“Nobody has asked me to be overly sensitive,” Ms. Fremar said of her current clients, whom she declined to name. “You might see some people keeping the jewelry and hair simple.”
The coming self-congratulation-a-thon could certainly go off without a hitch, even in all its opulent glory, but the odds are not in Hollywood’s favor. The movie business has a long if not proud history of tone-deaf behavior.
There was Miramax’s decision shortly after the Columbine school shootings to release a movie about taking a teacher hostage (“Teaching Mrs. Tingle”). Walking a red carpet, Sharon Stone ignited an international brouhaha last year when she told reporters that the earthquake in China, which left 88,000 dead or missing, was perhaps karmic payback for the country’s handling of Tibet.
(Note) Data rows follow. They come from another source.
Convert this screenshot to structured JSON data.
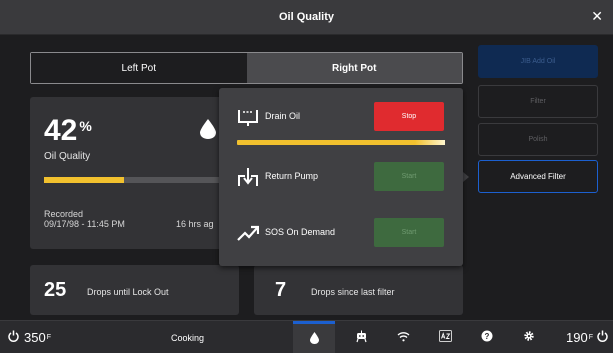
{
  "window": {
    "title": "Oil Quality",
    "close_glyph": "✕"
  },
  "tabs": [
    {
      "label": "Left Pot",
      "selected": false
    },
    {
      "label": "Right Pot",
      "selected": true
    }
  ],
  "quality": {
    "value": "42",
    "unit": "%",
    "label": "Oil Quality",
    "level_percent": 42,
    "recorded_label": "Recorded",
    "recorded_date": "09/17/98 - 11:45 PM",
    "recorded_ago": "16 hrs ag"
  },
  "stats": {
    "drops_until_lockout": {
      "value": "25",
      "label": "Drops until Lock Out"
    },
    "drops_since_filter": {
      "value": "7",
      "label": "Drops since last filter"
    }
  },
  "side_buttons": {
    "jib": "JIB Add Oil",
    "filter": "Filter",
    "polish": "Polish",
    "advanced": "Advanced Filter"
  },
  "popup": {
    "drain": {
      "label": "Drain Oil",
      "button": "Stop",
      "progress_percent": 100
    },
    "return": {
      "label": "Return Pump",
      "button": "Start"
    },
    "sos": {
      "label": "SOS On Demand",
      "button": "Start"
    }
  },
  "bottombar": {
    "left_temp": "350",
    "left_unit": "F",
    "status": "Cooking",
    "right_temp": "190",
    "right_unit": "F"
  },
  "colors": {
    "accent_blue": "#1c60d0",
    "progress_yellow": "#f2c12e",
    "stop_red": "#e02b2f",
    "start_green": "#3e6a3f"
  }
}
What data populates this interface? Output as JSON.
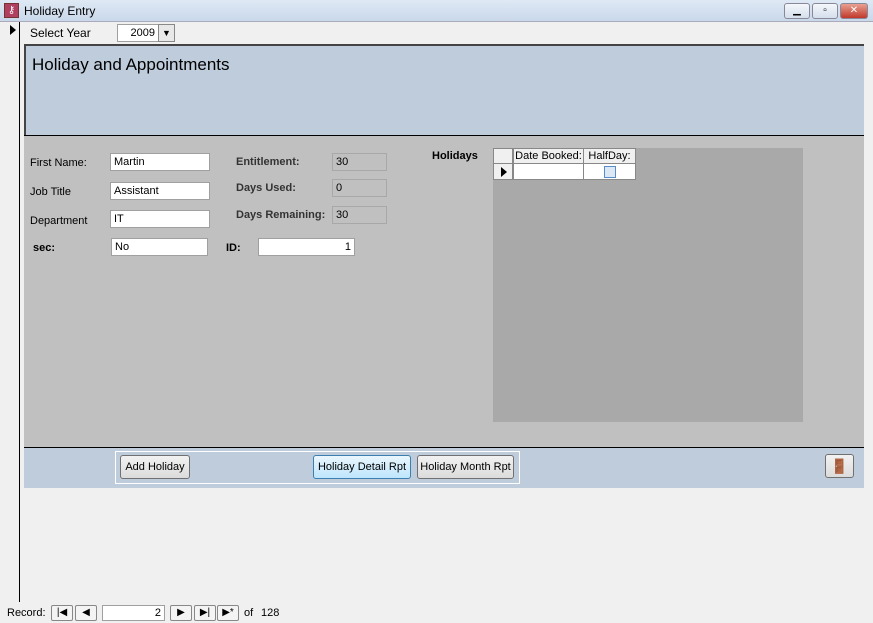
{
  "window": {
    "title": "Holiday Entry"
  },
  "filter": {
    "label": "Select Year",
    "value": "2009"
  },
  "header": {
    "title": "Holiday and Appointments"
  },
  "form": {
    "first_name_label": "First Name:",
    "first_name": "Martin",
    "job_title_label": "Job Title",
    "job_title": "Assistant",
    "department_label": "Department",
    "department": "IT",
    "sec_label": "sec:",
    "sec": "No",
    "entitlement_label": "Entitlement:",
    "entitlement": "30",
    "days_used_label": "Days Used:",
    "days_used": "0",
    "days_remaining_label": "Days Remaining:",
    "days_remaining": "30",
    "id_label": "ID:",
    "id": "1"
  },
  "holidays": {
    "label": "Holidays",
    "columns": [
      "Date Booked:",
      "HalfDay:"
    ]
  },
  "buttons": {
    "add": "Add Holiday",
    "detail": "Holiday Detail Rpt",
    "month": "Holiday Month Rpt"
  },
  "record_nav": {
    "label": "Record:",
    "current": "2",
    "of_label": "of",
    "total": "128"
  }
}
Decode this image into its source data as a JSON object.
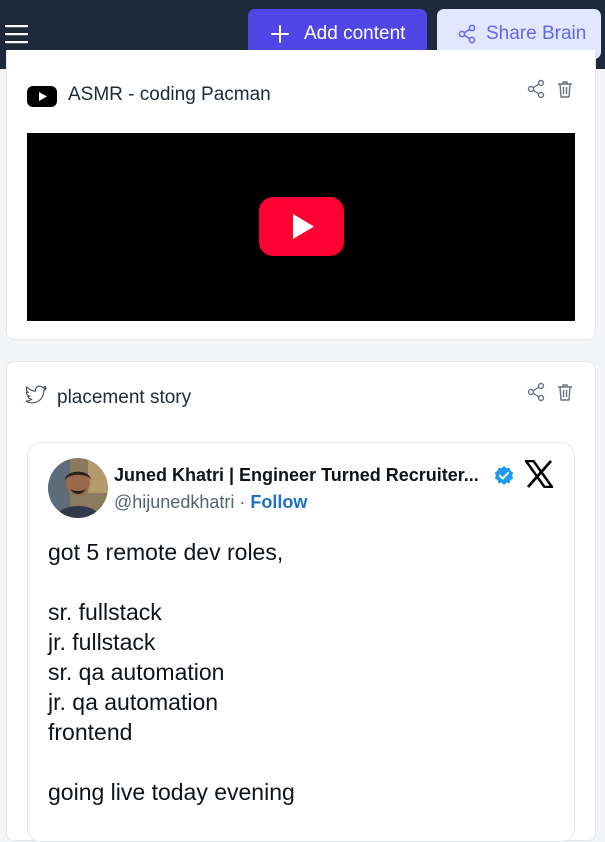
{
  "header": {
    "add_label": "Add content",
    "share_label": "Share Brain"
  },
  "cards": [
    {
      "title": "ASMR - coding Pacman",
      "type": "youtube"
    },
    {
      "title": "placement story",
      "type": "twitter",
      "tweet": {
        "author": "Juned Khatri | Engineer Turned Recruiter...",
        "handle": "@hijunedkhatri",
        "separator": " · ",
        "follow_label": "Follow",
        "body": "got 5 remote dev roles,\n\nsr. fullstack\njr. fullstack\nsr. qa automation\njr. qa automation\nfrontend\n\ngoing live today evening"
      }
    }
  ],
  "colors": {
    "topbar": "#1e293b",
    "primary": "#4f46e5",
    "secondary_bg": "#e0e7ff",
    "secondary_text": "#6366f1",
    "youtube_red": "#ff0033",
    "verified_blue": "#1d9bf0",
    "follow_blue": "#1d72c4"
  },
  "icons": [
    "menu-icon",
    "plus-icon",
    "share-icon",
    "youtube-icon",
    "trash-icon",
    "twitter-bird-icon",
    "verified-badge-icon",
    "x-logo-icon",
    "play-icon"
  ]
}
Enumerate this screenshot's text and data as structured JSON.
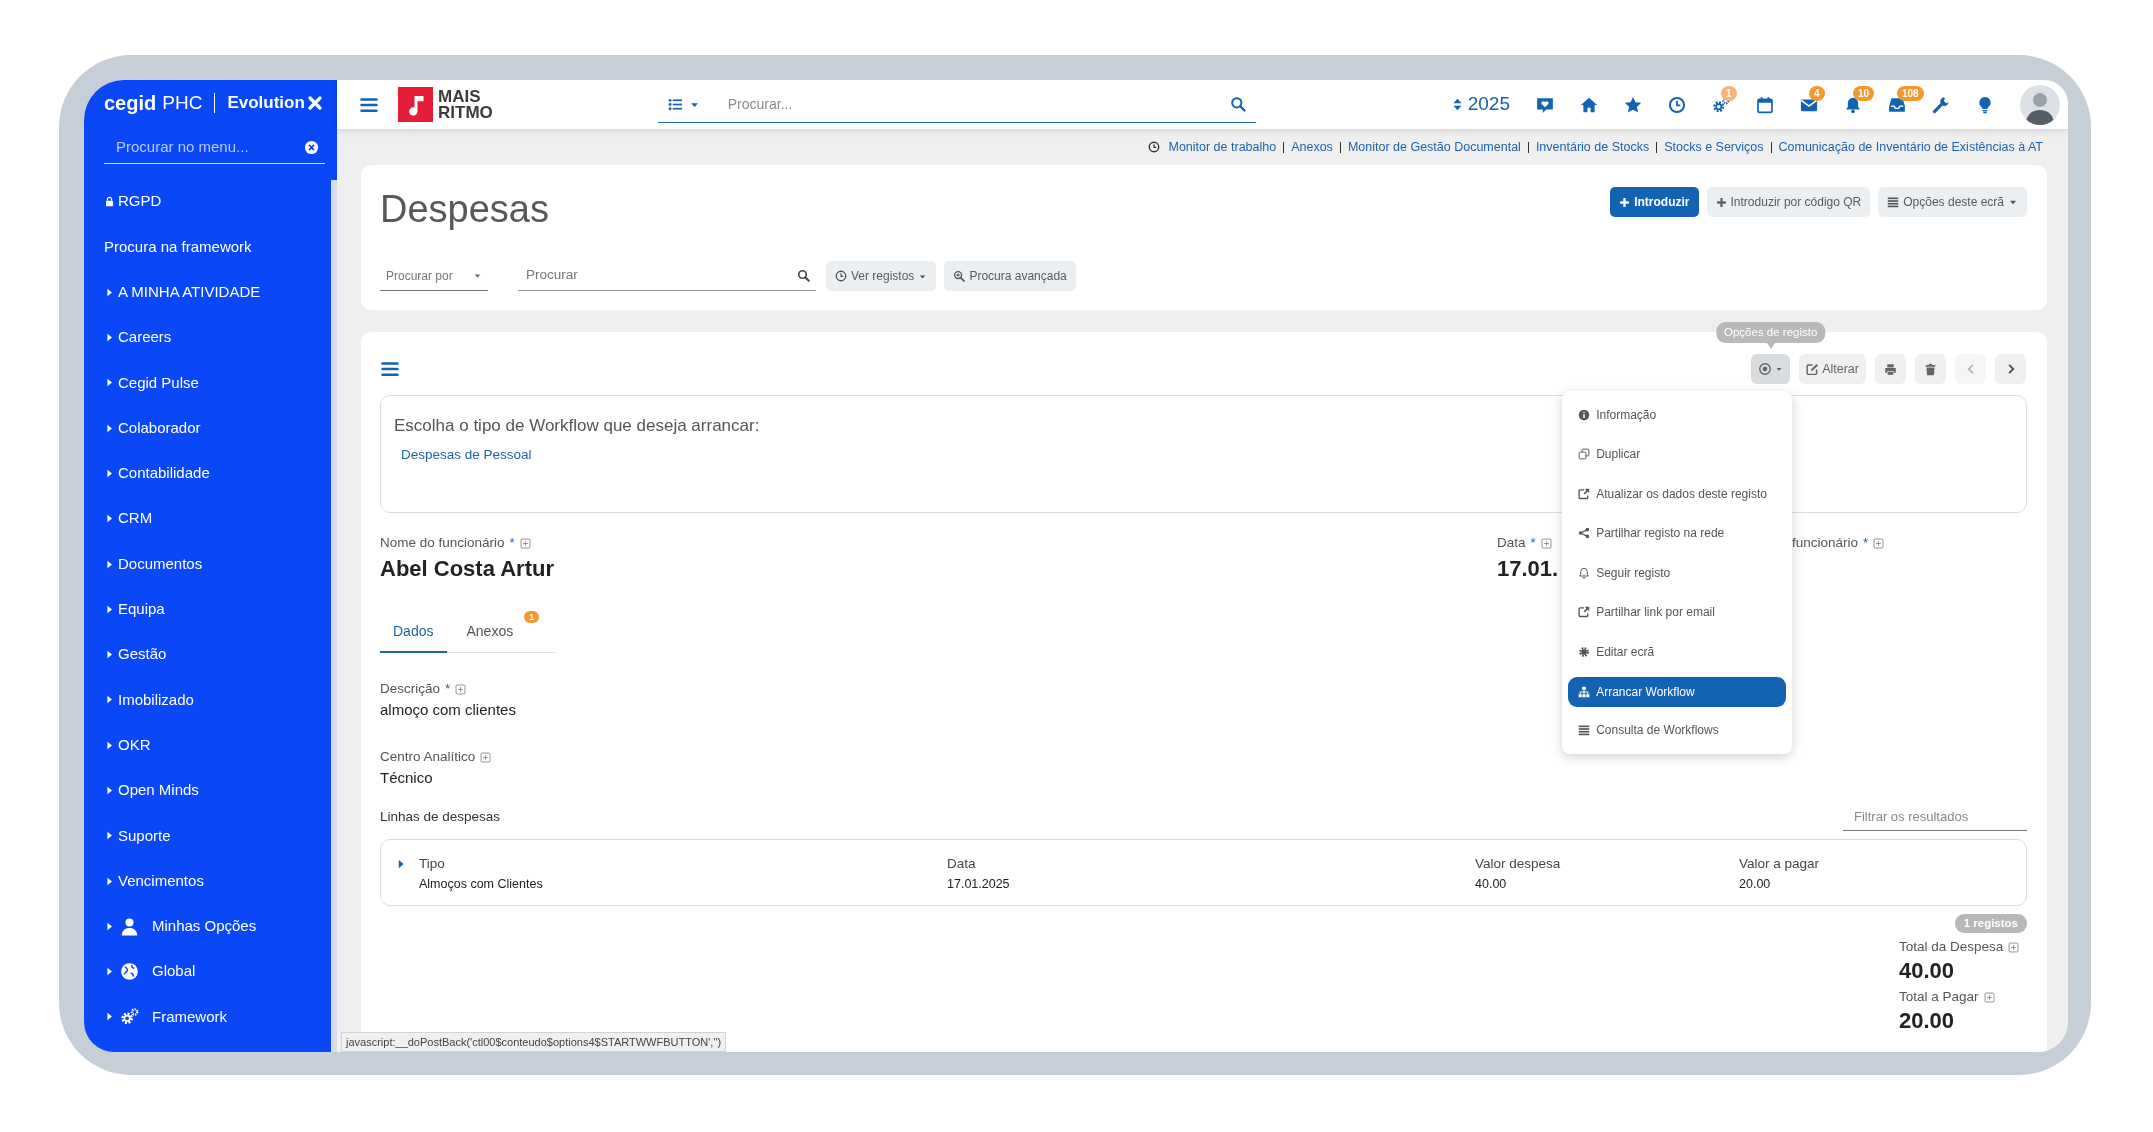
{
  "sidebar": {
    "brand": "cegid",
    "product": "PHC",
    "edition": "Evolution",
    "search": {
      "placeholder": "Procurar no menu..."
    },
    "items": [
      {
        "label": "RGPD",
        "kind": "link"
      },
      {
        "label": "Procura na framework",
        "kind": "link"
      },
      {
        "label": "A MINHA ATIVIDADE",
        "kind": "group"
      },
      {
        "label": "Careers",
        "kind": "group"
      },
      {
        "label": "Cegid Pulse",
        "kind": "group"
      },
      {
        "label": "Colaborador",
        "kind": "group"
      },
      {
        "label": "Contabilidade",
        "kind": "group"
      },
      {
        "label": "CRM",
        "kind": "group"
      },
      {
        "label": "Documentos",
        "kind": "group"
      },
      {
        "label": "Equipa",
        "kind": "group"
      },
      {
        "label": "Gestão",
        "kind": "group"
      },
      {
        "label": "Imobilizado",
        "kind": "group"
      },
      {
        "label": "OKR",
        "kind": "group"
      },
      {
        "label": "Open Minds",
        "kind": "group"
      },
      {
        "label": "Suporte",
        "kind": "group"
      },
      {
        "label": "Vencimentos",
        "kind": "group"
      },
      {
        "label": "Minhas Opções",
        "kind": "group"
      },
      {
        "label": "Global",
        "kind": "group"
      },
      {
        "label": "Framework",
        "kind": "group"
      }
    ]
  },
  "header": {
    "logo": [
      "MAIS",
      "RITMO"
    ],
    "search": {
      "placeholder": "Procurar..."
    },
    "year": "2025",
    "badges": [
      {
        "text": "1",
        "color": "#f6b47a"
      },
      {
        "text": "4",
        "color": "#f3982c"
      },
      {
        "text": "10",
        "color": "#f3982c"
      },
      {
        "text": "108",
        "color": "#f3982c"
      }
    ]
  },
  "breadcrumbs": [
    "Monitor de trabalho",
    "Anexos",
    "Monitor de Gestão Documental",
    "Inventário de Stocks",
    "Stocks e Serviços",
    "Comunicação de Inventário de Existências à AT"
  ],
  "list_panel": {
    "title": "Despesas",
    "actions": [
      {
        "label": "Introduzir",
        "kind": "primary"
      },
      {
        "label": "Introduzir por código QR",
        "kind": "qr"
      },
      {
        "label": "Opções deste ecrã",
        "kind": "dropdown"
      }
    ],
    "search_by": {
      "placeholder": "Procurar por"
    },
    "search": {
      "placeholder": "Procurar"
    },
    "buttons": [
      {
        "label": "Ver registos",
        "kind": "records"
      },
      {
        "label": "Procura avançada",
        "kind": "advanced"
      }
    ]
  },
  "record": {
    "edit_label": "Alterar",
    "tooltip": "Opções de registo",
    "menu_open": true,
    "pager": [
      {
        "disabled": true
      },
      {
        "disabled": false
      }
    ],
    "menu": [
      {
        "label": "Informação",
        "selected": false
      },
      {
        "label": "Duplicar",
        "selected": false
      },
      {
        "label": "Atualizar os dados deste registo",
        "selected": false
      },
      {
        "label": "Partilhar registo na rede",
        "selected": false
      },
      {
        "label": "Seguir registo",
        "selected": false
      },
      {
        "label": "Partilhar link por email",
        "selected": false
      },
      {
        "label": "Editar ecrã",
        "selected": false
      },
      {
        "label": "Arrancar Workflow",
        "selected": true
      },
      {
        "label": "Consulta de Workflows",
        "selected": false
      }
    ],
    "workflow": {
      "prompt": "Escolha o tipo de Workflow que deseja arrancar:",
      "link": "Despesas de Pessoal"
    },
    "header_fields": [
      {
        "label": "Nome do funcionário",
        "mark": "*",
        "value": "Abel Costa Artur"
      },
      {
        "label": "Data",
        "mark": "*",
        "value": "17.01."
      },
      {
        "label": "funcionário",
        "mark": "*"
      }
    ],
    "tabs": [
      {
        "label": "Dados",
        "selected": true
      },
      {
        "label": "Anexos",
        "selected": false,
        "badge": "1"
      }
    ],
    "fields": [
      {
        "label": "Descrição",
        "mark": "*",
        "value": "almoço com clientes"
      },
      {
        "label": "Centro Analítico",
        "value": "Técnico"
      }
    ],
    "lines": {
      "title": "Linhas de despesas",
      "filter": {
        "placeholder": "Filtrar os resultados"
      },
      "columns": [
        "Tipo",
        "Data",
        "Valor despesa",
        "Valor a pagar"
      ],
      "rows": [
        {
          "expanded": false,
          "cells": [
            "Almoços com Clientes",
            "17.01.2025",
            "40.00",
            "20.00"
          ]
        }
      ],
      "count": "1 registos"
    },
    "totals": [
      {
        "label": "Total da Despesa",
        "value": "40.00"
      },
      {
        "label": "Total a Pagar",
        "value": "20.00"
      }
    ]
  },
  "status_url": "javascript:__doPostBack('ctl00$conteudo$options4$STARTWWFBUTTON','')"
}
Even the Academy of Motion Picture Arts and Sciences has made the occasional flub. Two years ago at its ceremony the academy boasted about how environmentally friendly its awards had become, as a fleet of several hundred stretch limos idled outside the theater.
Many are using the sour state of the economy as an argument in favor of excess. Cutting back on the pomp, they say, would hurt the little people: the hundreds of florists, caterers, make-up artists and tanning salons that feed off the awards circuit, not to mention the millions at home, struggling to make ends meet, for whom a judicious dose of celebrity may be just the necessary palliative.
So the Hollywood Foreign Press Association, which bestows the Golden Globes, is determined to keep the honors on track, tipsy acceptance speeches and all. The swag is back too, with six “gifting suites” for presenters and nominees operating in conjunction with the awards.
“We are focused on bringing viewers what they want, which is a moment of respite,” said Orly Adelson, president of Dick Clark Productions. “Especially in times like these, people need entertainment.” (One area in which handlers are not so laissez faire: Winners are being encouraged not to fuss over Mr. Obama in their speeches out of fear that everyone who clambers onstage will have a comment.)
As for the Hollywood Foreign Press Association, its president, Jorge Camara, said: “We really haven’t worried too much about it. We feel we should go full-steam ahead and not deny the actors and others the chance for full recognition.”